A Championship tradition won by the likes of Gene Sarazen, Arnold Palmer, Gary Player, Jack Nicklaus, Tom Watson and last year, Alex Čejka. The KitchenAid Senior PGA Championship is the oldest major championship in men’s professional senior golf. This week, the Championship returns to Benton Harbor, Michigan and Harbor Shores.
The Golf Club at Harbor Shores is a unique golf experience. Not many venues take you through 4 very distinct natural landscapes like this golf course. Competitors this week will start playing the first six holes inland or parkland style golf. The final three holes of the front 9 take players out into the dunes as they approach Lake Michigan. Starting the back 9 are four woodland holes and the course closes with five holes along the Paw Paw River.
This unique experience is hosting a strong field of the PGA Tour Champions best players and PGA Club Professionals 50 and over. 23 of the Top 25 Charles Schwab Cup money list are entered, a half dozen who competed last week at Southern Hills in the 104th PGA Championship including defending KithchenAid Senior PGA Champion Alex Čejka and 39 PGA Club Professionals.
Each of the four prior Harbor Shores winners are teeing it up as well: Paul Broadhurst (2018), Rocco Mediate (2016), Colin Montgomerie (2014), and Roger Chapman (2012).

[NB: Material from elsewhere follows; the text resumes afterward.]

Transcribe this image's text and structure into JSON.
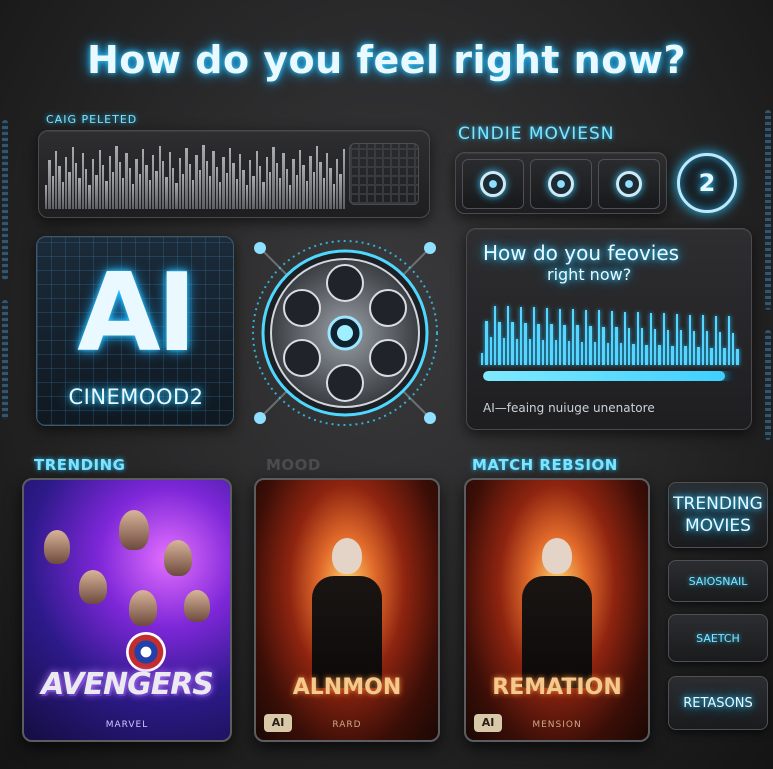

Favorites to win the Alfred S. Bourne Trophy include Miguel Angel Jiménez, who has already won twice this year, and Steven Alker. In his first 18 tournaments, Steven has 3 wins, 3 second place finishes, 15 Top 10’s and has finished Top 25 in each.

As a PGA Coach watching the senior circuit, I’ve notice some different movements that might help you gain some mobility and then power in your own swing. Alker has stormed the PGA Tour Champions stage by driving the ball long, hitting almost 80% of his greens in regulation and making a ton of putts. Watching that video above, you can see how Steven really uses his lower body. So many of us at any age do not utilize our legs in the golf swing. Go back to the video and look at these three keys.
  • Start with the setup. Soft knees and hips give us the opportunity to move properly. Your joints should not be locked into place. Hip and knee angles should be slightly bent and not straight or too angled.
  • Look at the top of his backswing. See the gap between his two legs. Make a backswing in front of a mirror. Do you have the same space? The trail leg should straighten and the lead knee flex. This is a killer move for mobility. Make sure you can feel this in your swing.
  • The third move he makes which matters is keeping his thighs together through impact into his follow through. Most amateurs’ legs spread because they lose their spine angle through the hitting zone. Remain in side-bend and those legs will stay stuck together.
Alker’s performance has been amazing. In reality, he’s moving his body better than most other players he’s competing against. We all have mobility issues, and by asking a PGA Coach to help you move better, you will play better. Follow Steven’s success and look for others this week in Michigan to copy.
The 85th KitchenAid Senior Championship will be televised Thursday and Friday on the Golf Channel, Saturday and Sunday on the Golf Channel and NBC. For the most complete coverage, go to